“The DNA collection fee serves to fund the collection of samples and the maintenance and operation of DNA databases. The legislature has repeatedly found that DNA databases are important tools in criminal investigations, in the exclusion of individuals who are the subject of investigation or prosecution, and in detecting recidivist acts. The databases also facilitate the identification of missing persons and unidentified human remains. These are not punitive purposes.” (Emphasis added.) Brewster, 218 P.3d at 251.
¶ 26 The court then considered whether the actual effect of the statute was so punitive as to negate the legislature's regulatory intent. Factors considered included:
“ ‘Whether the sanction involves an affirmative disability or restraint, whether it has historically been regarded as a punishment, whether it comes into play only on a finding of scienter, whether its operation will promote the traditional aims of punishment—retribution and deterrence, whether the behavior to which it applies is already a crime, whether an alternative purpose to which it may rationally be connected is assignable for it, and whether it appears excessive in relation to the alternative purpose assigned.’ “ Brewster, 218 P.2d at 251 (quoting State v. Ward, 123 Wash.2d 488, 869 P.2d 1062, 1068 (Wash.1994)).
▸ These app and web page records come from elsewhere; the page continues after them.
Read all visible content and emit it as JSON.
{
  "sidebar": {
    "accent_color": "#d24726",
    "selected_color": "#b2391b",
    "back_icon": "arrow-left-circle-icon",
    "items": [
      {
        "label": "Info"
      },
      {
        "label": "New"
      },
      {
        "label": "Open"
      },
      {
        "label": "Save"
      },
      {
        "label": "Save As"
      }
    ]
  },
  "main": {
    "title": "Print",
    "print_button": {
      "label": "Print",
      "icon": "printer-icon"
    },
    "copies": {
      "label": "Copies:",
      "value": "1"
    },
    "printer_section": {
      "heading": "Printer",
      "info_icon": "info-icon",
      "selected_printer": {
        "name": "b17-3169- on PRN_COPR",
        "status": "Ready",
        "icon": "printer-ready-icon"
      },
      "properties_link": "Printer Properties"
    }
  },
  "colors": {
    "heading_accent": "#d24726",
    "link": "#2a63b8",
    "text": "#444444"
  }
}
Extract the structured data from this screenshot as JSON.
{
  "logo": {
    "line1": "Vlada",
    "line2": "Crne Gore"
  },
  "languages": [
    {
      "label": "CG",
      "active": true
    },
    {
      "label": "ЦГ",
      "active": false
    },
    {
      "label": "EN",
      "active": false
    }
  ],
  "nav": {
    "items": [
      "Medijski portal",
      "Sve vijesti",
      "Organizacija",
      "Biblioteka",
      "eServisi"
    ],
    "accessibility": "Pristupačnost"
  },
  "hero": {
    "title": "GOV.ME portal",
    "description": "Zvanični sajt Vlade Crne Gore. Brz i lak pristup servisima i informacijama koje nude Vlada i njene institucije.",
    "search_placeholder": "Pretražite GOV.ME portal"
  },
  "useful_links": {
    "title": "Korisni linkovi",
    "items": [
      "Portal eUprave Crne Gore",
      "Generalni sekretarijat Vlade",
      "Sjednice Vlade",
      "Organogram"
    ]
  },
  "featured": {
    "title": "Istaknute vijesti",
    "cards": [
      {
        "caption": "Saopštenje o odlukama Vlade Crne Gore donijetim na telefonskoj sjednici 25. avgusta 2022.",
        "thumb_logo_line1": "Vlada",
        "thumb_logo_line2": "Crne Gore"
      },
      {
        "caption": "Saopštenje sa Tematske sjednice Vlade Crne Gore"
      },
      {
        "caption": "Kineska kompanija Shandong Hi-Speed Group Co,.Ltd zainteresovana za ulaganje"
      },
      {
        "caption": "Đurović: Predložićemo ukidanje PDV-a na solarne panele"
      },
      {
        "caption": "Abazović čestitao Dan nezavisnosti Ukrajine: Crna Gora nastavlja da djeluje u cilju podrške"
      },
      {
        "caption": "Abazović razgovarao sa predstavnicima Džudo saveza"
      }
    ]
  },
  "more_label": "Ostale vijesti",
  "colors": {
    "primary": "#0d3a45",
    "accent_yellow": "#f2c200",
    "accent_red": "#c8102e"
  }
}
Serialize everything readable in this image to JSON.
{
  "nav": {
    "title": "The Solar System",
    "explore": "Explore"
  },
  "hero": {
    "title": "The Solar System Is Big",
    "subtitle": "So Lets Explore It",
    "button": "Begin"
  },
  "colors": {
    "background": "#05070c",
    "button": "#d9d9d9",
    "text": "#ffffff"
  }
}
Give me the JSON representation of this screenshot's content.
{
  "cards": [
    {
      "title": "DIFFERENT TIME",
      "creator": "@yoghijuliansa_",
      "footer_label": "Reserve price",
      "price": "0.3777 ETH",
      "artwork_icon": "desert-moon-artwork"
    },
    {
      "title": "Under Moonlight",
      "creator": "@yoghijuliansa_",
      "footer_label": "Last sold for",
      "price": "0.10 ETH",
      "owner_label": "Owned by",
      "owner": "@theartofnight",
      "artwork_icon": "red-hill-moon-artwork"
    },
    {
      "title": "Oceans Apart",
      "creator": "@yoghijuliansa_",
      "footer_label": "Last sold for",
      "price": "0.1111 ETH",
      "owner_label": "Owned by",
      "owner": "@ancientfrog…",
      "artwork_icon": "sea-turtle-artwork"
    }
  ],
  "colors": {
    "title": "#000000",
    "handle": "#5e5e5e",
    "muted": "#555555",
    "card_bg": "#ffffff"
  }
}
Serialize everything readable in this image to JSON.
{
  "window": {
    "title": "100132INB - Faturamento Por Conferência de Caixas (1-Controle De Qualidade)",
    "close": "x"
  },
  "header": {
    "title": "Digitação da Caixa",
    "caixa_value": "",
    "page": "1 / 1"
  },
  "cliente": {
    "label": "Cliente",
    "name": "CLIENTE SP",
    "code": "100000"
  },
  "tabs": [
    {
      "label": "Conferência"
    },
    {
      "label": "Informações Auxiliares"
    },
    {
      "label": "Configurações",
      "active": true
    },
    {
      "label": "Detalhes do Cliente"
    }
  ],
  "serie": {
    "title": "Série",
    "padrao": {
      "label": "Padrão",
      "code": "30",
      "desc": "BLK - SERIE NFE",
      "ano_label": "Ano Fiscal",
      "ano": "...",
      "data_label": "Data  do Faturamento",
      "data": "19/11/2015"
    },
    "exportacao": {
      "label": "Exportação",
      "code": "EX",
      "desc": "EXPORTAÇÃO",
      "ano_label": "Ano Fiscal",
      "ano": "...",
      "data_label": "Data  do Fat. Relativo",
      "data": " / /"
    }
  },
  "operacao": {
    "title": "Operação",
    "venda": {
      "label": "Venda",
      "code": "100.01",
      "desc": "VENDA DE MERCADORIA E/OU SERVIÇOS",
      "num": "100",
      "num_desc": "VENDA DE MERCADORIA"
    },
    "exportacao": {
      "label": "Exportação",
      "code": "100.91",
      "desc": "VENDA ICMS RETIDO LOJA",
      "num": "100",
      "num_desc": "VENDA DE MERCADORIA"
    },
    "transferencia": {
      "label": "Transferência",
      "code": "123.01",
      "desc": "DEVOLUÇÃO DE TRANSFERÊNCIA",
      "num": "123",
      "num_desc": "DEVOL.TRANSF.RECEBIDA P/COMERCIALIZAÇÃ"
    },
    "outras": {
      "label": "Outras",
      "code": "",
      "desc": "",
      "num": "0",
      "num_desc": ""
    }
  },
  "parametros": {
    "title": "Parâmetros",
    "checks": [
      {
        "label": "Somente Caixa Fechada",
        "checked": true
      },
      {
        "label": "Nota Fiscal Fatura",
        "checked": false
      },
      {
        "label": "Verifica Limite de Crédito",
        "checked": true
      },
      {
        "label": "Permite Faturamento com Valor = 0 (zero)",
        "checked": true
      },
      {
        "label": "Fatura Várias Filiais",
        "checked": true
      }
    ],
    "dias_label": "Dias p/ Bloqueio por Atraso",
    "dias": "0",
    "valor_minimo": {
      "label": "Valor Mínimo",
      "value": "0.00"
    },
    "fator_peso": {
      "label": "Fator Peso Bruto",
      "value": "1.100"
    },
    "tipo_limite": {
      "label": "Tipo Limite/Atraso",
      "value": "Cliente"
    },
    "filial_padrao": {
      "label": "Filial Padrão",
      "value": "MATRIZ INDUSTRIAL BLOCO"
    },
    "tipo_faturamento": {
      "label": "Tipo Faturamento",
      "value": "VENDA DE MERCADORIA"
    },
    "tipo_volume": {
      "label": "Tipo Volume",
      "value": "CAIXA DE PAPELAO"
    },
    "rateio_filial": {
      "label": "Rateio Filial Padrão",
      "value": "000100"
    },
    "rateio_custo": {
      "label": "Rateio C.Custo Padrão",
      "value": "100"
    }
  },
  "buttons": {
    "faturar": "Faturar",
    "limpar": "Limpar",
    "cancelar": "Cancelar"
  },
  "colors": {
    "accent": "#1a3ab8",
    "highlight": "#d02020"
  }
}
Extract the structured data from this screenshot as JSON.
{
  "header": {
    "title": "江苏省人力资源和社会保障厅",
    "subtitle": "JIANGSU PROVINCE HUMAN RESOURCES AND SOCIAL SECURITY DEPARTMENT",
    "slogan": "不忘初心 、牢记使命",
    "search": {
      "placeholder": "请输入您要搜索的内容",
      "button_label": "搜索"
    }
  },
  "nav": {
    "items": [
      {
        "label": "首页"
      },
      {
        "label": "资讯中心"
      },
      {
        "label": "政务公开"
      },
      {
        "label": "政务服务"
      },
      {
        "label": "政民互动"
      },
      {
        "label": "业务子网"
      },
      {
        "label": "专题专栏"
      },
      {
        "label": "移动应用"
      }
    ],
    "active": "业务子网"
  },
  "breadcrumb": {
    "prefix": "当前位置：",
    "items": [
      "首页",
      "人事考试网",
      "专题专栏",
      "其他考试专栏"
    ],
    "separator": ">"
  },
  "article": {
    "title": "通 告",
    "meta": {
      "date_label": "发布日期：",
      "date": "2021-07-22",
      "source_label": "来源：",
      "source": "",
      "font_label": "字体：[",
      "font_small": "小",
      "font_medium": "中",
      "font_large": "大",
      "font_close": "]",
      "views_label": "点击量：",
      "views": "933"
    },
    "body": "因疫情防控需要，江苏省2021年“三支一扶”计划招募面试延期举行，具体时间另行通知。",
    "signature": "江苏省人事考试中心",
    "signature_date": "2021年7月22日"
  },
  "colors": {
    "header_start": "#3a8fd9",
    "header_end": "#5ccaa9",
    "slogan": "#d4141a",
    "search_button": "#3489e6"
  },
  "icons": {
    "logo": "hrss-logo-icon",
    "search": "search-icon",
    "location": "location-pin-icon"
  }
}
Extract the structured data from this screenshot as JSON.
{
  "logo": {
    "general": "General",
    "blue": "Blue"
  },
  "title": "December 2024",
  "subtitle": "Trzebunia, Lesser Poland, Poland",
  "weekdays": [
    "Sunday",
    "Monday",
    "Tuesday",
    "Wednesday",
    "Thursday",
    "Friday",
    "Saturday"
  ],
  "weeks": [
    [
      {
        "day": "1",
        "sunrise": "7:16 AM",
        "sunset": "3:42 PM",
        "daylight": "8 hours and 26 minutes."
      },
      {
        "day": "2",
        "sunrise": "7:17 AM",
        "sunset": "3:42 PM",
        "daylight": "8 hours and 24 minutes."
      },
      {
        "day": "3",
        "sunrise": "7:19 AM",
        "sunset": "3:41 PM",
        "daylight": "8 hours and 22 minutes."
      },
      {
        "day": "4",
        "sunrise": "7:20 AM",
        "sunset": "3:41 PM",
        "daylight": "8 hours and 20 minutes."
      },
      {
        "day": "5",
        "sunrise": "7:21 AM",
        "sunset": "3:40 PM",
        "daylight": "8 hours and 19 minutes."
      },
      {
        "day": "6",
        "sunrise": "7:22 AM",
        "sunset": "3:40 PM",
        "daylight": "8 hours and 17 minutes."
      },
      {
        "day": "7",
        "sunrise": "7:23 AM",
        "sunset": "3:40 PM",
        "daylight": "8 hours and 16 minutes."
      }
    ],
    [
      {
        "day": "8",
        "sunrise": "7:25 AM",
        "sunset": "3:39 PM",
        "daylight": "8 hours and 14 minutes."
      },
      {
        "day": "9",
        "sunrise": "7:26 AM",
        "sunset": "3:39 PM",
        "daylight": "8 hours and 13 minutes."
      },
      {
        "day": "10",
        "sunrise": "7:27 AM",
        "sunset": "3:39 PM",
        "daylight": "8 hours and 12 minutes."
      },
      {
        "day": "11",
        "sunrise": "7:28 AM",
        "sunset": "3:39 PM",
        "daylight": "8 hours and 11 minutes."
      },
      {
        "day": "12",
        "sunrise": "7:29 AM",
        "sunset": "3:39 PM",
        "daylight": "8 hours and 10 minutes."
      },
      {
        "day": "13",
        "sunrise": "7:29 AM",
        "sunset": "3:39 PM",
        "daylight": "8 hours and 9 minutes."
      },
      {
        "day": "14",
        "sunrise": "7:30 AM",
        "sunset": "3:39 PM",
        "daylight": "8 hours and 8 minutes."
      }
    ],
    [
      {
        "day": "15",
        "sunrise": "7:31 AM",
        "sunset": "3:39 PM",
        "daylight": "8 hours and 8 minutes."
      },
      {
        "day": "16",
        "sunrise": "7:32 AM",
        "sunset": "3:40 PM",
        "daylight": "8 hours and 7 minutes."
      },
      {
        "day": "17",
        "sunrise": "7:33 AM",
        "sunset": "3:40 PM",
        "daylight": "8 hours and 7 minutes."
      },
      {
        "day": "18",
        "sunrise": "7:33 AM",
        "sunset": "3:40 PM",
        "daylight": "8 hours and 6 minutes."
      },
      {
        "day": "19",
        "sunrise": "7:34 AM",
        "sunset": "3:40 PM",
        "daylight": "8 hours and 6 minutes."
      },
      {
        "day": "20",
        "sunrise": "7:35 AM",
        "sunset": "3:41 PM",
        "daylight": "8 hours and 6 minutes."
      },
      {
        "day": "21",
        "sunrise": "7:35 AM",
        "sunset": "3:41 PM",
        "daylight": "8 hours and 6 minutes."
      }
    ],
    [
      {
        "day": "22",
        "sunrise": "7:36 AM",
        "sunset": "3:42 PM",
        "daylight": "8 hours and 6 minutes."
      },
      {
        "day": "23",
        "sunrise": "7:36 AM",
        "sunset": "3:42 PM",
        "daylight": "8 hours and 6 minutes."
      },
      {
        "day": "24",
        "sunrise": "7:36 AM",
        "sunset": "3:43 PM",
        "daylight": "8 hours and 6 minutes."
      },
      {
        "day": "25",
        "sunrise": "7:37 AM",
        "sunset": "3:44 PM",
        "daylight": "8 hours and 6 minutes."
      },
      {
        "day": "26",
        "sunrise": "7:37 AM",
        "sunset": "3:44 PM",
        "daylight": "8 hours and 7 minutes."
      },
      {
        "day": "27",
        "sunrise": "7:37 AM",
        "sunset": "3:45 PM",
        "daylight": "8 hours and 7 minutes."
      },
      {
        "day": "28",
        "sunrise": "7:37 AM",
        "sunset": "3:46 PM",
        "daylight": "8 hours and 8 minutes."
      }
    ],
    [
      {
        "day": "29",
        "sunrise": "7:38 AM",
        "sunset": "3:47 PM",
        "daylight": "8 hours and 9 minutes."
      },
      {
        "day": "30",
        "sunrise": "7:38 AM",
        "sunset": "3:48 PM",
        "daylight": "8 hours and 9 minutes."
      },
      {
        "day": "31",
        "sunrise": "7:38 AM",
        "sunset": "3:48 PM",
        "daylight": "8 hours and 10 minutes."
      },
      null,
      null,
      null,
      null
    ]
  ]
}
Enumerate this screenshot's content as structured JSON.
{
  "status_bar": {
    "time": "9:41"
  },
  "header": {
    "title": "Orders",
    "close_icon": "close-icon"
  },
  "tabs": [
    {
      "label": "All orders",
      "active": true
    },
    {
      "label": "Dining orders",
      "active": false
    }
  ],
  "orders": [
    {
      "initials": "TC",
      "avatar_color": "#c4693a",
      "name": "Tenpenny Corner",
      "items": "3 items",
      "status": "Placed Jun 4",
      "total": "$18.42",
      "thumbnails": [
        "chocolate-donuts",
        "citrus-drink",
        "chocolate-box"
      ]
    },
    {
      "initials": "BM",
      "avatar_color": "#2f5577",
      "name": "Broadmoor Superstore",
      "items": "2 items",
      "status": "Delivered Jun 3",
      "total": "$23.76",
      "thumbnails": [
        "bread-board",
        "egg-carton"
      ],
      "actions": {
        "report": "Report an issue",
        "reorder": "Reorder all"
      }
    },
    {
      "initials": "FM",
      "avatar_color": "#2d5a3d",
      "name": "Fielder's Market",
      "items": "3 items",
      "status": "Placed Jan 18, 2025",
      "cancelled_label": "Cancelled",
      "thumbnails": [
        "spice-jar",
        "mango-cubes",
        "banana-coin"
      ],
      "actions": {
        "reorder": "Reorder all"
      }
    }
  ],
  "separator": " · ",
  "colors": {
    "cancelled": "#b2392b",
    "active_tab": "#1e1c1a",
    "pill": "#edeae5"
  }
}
After considering these factors, Brewster stated:
“The DNA fee is a legal financial obligation. Its purpose is monetary, rather than retributive or deterrent. Such obligations have historically not been regarded as punishment. The fee does not define or punish criminal behavior and does not require a finding of scienter. It does not involve a disability or restraint. The amount of the fee is fixed and does not depend on the gravity of the offense, and is not excessive in relation to its purpose. The DNA collection fee is not punitive.” (Emphasis added.) Brewster, 218 P.3d at 251.
¶ 27 Brewster 's assertions regarding the purpose and effect of Washington's DNA collection charge are largely applicable to the DNA analysis charge in the case at bar. We find Brewster informative and persuasive as to the question here: whether the section 5–4–3(j) DNA charge is a fine for purposes of presentencing credit.
¶ 28 For the reasons set forth above, we conclude the DNA analysis charge is not punitive. It is a one-time charge intended to cover the cost of analyzing the DNA sample submitted by the qualifying offender (see Marshall, 242 Ill.2d at 296–97, 303, 351 Ill.Dec. 172, 950 N.E.2d 668) and is therefore compensatory. Though imposed at sentencing, it does not serve to punish a defendant in addition to the sentence he received. The $200 DNA charge is not a fine, and therefore it is not subject to offset by the section 110–14 presentence incarceration credit.
¶ 29 III. CONCLUSION
¶ 30 For the reasons set forth above, we affirm the judgment of the appellate court.
¶ 31 Affirmed.
Justice FREEMAN delivered the judgment of the court, with opinion.
Chief Justice KILBRIDE and Justices THOMAS, GARMAN, KARMEIER, BURKE, and THEIS concurred in the judgment and opinion.